[WM707-708], the fast-spreading growth of this strange form of
Pentecostalism was discussed in some detail.
Newsweek article, quoted elsewhere in this report, also provides
a brief glimpse of another Pentecostal pattern: rabbit hopping:
At the Community Church in tiny Smithton, Mo., where a showing of the spirit has been going on for two years, the typical experience is hopping up and down. I've shrieked because of the [spirits] power, and its sent me to the floor, says Joe Cole, 33, owner of a moving and storage company who has visited the Smithton church from Ramsey, Minn.
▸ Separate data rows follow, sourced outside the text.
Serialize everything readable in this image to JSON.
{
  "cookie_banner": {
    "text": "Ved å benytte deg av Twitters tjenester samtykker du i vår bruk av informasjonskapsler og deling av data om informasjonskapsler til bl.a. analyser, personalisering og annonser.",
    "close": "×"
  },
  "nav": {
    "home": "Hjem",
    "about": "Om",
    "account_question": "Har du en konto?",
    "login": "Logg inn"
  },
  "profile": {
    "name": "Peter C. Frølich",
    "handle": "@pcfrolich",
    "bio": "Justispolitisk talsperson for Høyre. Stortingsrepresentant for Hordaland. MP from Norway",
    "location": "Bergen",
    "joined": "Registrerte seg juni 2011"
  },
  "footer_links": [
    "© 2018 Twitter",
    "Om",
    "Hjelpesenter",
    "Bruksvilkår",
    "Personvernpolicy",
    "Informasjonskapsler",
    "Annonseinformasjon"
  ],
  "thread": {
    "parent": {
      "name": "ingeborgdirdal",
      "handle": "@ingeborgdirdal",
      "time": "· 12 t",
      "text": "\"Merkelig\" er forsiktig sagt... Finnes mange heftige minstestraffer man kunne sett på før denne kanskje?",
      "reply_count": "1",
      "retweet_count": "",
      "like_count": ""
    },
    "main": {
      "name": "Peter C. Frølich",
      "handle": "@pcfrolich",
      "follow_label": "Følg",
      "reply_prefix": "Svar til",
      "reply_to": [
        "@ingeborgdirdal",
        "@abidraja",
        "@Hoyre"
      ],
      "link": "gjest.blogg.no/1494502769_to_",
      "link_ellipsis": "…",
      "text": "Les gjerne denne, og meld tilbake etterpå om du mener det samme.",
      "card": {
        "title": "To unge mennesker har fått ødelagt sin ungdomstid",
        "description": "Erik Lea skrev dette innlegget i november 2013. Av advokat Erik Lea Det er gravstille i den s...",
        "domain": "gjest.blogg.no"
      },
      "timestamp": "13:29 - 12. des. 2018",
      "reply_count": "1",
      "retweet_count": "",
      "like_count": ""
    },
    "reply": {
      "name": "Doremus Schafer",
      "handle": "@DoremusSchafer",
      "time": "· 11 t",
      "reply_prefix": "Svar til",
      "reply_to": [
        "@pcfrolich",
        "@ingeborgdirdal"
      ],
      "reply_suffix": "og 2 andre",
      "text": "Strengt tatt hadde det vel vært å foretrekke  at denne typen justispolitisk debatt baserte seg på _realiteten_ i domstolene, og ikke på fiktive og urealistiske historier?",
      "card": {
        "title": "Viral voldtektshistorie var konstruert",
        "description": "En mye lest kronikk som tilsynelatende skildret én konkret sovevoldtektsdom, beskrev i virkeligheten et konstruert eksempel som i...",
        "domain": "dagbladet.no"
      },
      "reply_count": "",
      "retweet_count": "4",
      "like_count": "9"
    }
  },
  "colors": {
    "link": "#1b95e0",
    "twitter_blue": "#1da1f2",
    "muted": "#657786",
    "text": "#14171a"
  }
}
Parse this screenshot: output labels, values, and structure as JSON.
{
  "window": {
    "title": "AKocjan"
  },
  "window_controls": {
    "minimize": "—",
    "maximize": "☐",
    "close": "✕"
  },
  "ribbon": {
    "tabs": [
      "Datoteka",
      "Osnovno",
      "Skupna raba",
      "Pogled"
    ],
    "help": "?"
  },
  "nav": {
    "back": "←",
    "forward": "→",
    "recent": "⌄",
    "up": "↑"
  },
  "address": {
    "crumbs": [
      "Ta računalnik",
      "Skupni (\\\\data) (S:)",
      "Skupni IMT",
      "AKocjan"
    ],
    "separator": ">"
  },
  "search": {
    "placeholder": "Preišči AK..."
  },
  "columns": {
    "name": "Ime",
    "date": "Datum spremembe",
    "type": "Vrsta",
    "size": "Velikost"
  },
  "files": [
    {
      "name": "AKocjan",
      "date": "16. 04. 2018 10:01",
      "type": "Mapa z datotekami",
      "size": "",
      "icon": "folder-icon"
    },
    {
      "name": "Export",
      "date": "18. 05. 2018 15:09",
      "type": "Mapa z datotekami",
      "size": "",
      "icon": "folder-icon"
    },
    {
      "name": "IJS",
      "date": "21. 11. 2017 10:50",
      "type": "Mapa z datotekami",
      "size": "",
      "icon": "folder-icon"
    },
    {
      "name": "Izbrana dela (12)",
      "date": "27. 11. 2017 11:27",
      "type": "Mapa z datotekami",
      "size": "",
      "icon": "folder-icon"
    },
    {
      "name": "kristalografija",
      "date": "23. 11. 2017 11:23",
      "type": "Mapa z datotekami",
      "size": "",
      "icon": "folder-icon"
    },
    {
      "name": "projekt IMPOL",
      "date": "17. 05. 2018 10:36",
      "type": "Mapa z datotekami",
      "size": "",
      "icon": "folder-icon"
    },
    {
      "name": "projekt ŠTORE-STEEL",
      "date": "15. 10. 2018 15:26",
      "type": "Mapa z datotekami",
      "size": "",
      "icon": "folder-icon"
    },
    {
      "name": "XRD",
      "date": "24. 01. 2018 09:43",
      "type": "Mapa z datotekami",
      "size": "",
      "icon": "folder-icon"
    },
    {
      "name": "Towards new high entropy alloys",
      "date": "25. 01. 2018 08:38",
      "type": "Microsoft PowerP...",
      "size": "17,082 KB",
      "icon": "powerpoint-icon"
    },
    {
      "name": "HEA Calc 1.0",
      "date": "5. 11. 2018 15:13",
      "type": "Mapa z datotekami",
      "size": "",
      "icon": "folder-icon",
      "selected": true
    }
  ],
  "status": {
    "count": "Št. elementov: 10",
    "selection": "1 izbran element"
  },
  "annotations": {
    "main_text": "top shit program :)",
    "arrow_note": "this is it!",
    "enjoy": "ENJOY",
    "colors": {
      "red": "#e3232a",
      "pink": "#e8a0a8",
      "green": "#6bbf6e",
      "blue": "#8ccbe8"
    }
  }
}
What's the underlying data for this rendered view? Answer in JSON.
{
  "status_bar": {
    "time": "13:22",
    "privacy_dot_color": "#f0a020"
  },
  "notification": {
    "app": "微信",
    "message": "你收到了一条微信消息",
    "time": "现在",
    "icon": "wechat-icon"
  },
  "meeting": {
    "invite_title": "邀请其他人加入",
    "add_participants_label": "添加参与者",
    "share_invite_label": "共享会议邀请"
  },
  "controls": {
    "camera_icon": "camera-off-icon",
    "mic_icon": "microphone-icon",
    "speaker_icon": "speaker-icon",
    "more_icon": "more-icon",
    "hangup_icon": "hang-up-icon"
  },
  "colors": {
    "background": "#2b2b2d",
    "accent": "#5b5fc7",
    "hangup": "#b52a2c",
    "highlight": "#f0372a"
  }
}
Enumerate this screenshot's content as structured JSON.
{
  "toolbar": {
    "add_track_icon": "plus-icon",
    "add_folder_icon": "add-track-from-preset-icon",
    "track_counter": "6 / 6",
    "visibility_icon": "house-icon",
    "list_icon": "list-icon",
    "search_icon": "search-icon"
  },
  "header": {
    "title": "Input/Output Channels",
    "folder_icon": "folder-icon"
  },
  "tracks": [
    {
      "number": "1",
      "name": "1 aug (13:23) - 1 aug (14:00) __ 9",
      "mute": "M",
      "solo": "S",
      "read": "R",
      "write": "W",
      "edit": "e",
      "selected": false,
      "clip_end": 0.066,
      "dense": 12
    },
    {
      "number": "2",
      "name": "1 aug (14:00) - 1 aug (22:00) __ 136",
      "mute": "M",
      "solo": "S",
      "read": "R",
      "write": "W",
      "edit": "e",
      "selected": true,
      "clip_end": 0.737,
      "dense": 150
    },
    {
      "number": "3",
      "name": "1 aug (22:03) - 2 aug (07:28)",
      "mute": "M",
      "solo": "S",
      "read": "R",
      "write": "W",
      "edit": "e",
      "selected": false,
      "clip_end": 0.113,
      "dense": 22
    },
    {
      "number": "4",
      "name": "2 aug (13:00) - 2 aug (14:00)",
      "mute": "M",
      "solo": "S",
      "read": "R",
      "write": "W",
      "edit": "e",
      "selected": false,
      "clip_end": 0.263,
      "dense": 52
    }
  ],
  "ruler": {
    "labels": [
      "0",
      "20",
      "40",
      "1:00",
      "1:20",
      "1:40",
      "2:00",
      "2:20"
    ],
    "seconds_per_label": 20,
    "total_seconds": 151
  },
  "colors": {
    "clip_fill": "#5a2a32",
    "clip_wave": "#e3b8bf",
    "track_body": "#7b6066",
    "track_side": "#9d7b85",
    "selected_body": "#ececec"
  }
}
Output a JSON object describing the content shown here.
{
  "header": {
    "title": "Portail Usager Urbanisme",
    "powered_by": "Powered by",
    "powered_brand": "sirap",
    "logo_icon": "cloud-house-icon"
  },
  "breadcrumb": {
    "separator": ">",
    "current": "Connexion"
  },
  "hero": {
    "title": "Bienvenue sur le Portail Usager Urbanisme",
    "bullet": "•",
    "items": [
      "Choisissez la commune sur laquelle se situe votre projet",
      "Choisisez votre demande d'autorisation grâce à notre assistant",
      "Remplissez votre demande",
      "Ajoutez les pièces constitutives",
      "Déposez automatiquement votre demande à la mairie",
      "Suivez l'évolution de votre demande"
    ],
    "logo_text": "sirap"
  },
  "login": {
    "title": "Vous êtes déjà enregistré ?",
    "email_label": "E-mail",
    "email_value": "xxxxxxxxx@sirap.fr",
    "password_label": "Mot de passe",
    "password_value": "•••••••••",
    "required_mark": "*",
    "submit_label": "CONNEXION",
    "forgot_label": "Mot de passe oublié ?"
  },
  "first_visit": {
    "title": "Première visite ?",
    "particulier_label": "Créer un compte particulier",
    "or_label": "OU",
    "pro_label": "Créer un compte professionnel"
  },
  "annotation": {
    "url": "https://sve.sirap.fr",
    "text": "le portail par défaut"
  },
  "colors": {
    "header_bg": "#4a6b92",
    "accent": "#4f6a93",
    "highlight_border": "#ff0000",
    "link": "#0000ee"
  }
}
I've been overcome with peace and it blankets me, and nothing else matters in the world . .
At the Smithton church, the
five-hour service begins with an hour-long jam session featuring three
guitars, three keyboards, a full set of drums and two vocalists to
deliver original music over a high-tech sound system.
in all quoted passages, spirit was initial-capitalized in the
Rather than yield the liberty so agreeable to the carnal heart and renounce the sins which they love, multitudes close their eyes to the light and walk straight on, regardless of warnings, while Satan weaves his snares about them and they become his prey. Great Controversy, 559.
Brownsville revival, now four years old, has attracted an estimated 3.5
million visitors, and there seems to be no end in sight to this daily
Pentecostal frenzy which some are calling the longest-running
church-based revival in the 20th century.
they plan to make their spirit-filled meetings a world-wide event.
inside, as the frenzied music plays, the thousands sing and sway, cry
and pray, and seek a special encounter with God.
momentum rises as Pastor John Kilpatrick comes to the podium and
introduces Evangelist Steve Hill. After an ecstatic sermon, Hill gives
an altar call and a crush of hundreds moves forward.
follows an astounding, never-to-be-forgotten experience, as Hill walks
toward one group after another, and they fall backward as wheat cut by
the scythe, into the arms of men behind them who catch and lay them down
flat on the ground. Others tremble and fall down. Some are unconscious
whole thing is said to be the working of the spirit. Indeed, it
is. But not the spirit they think it to be.
who is 44 years old, has preached nearly 700 sermons since the revival
began in June 1995. He says he will remain there as long as lost
souls keep coming.
these Pentecostal leaders are doing more than waiting for people to come
year, Kilpatrick and Hill have started projects which they intend to
take their message around the world.